◆ TASK STATEMENT ◆
Write the number of lines in the material below that contain "Language", with no other words.
[DATA EXCERPTS]
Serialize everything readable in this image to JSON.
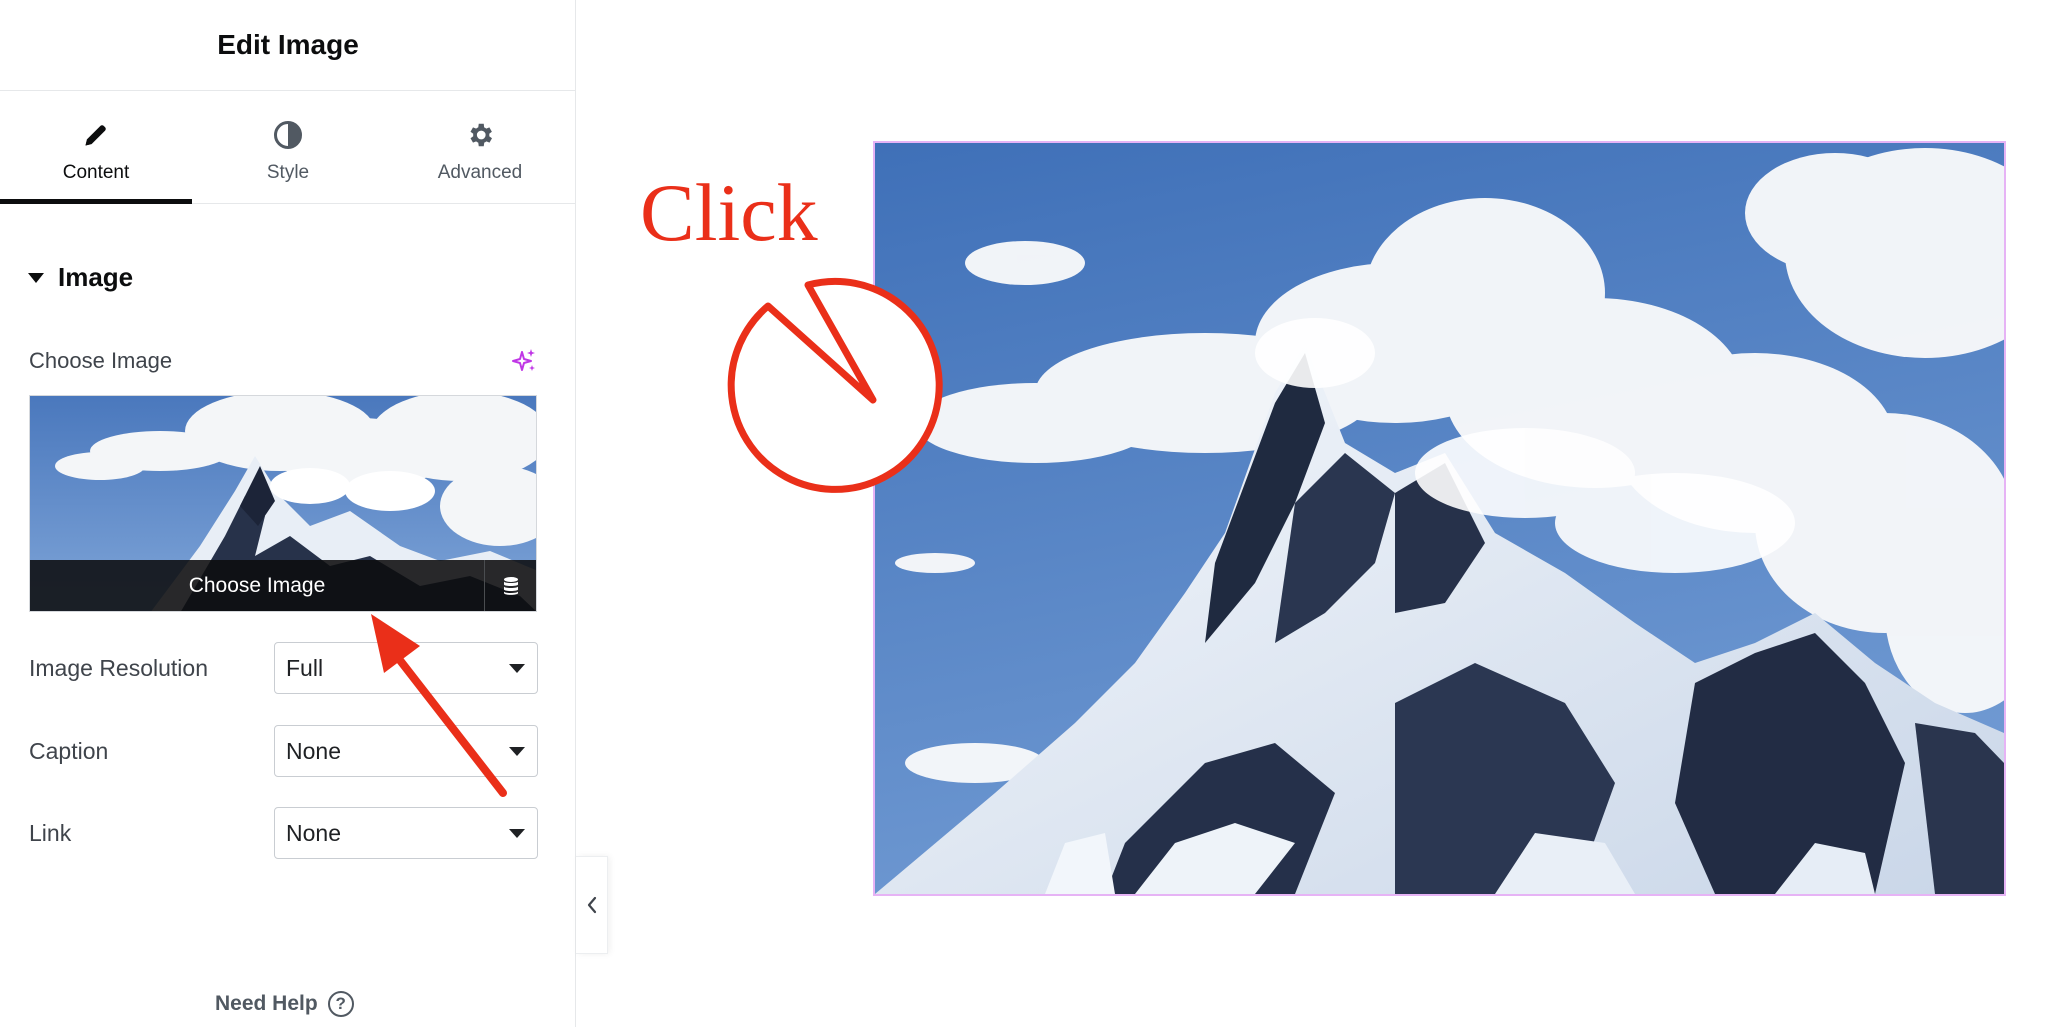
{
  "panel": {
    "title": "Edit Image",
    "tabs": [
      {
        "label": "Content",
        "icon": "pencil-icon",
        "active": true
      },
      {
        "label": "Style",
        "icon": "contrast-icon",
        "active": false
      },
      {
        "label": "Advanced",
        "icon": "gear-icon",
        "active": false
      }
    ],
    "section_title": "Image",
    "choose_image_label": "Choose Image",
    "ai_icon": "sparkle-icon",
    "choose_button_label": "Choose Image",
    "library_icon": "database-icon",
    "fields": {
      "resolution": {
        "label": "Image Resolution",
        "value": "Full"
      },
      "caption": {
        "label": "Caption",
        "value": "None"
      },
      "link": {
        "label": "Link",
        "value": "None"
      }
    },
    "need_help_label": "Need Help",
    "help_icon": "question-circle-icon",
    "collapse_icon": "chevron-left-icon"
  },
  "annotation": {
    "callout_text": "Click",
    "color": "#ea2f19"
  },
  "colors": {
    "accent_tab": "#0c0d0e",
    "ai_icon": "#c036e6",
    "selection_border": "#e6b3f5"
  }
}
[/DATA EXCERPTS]
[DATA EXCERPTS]
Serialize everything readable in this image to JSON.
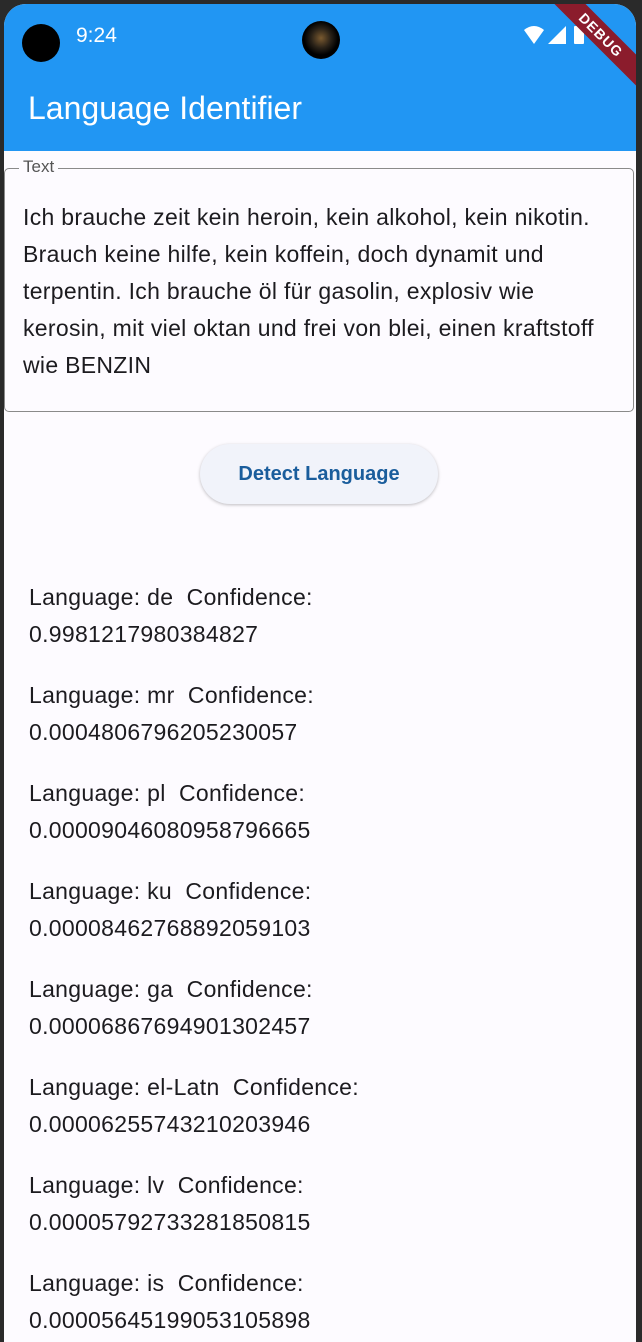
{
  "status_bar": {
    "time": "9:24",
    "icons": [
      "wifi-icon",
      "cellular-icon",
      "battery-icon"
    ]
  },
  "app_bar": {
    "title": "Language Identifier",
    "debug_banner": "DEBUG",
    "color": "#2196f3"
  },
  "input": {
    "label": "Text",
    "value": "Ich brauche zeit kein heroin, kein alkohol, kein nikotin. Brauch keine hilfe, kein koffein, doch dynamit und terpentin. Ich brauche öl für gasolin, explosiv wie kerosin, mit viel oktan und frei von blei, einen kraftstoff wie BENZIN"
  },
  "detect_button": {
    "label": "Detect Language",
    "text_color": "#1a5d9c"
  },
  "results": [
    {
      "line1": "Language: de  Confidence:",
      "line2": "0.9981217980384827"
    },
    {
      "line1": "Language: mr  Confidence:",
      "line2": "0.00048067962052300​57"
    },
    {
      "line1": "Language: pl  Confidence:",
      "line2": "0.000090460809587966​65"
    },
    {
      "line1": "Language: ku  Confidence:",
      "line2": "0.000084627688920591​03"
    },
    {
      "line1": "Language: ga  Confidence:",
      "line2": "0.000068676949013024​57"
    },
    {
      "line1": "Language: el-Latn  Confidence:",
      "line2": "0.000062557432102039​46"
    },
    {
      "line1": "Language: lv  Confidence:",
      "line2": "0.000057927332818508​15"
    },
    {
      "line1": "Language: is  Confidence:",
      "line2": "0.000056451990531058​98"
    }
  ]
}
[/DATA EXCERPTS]
◆ TASK RESPONSE ◆
10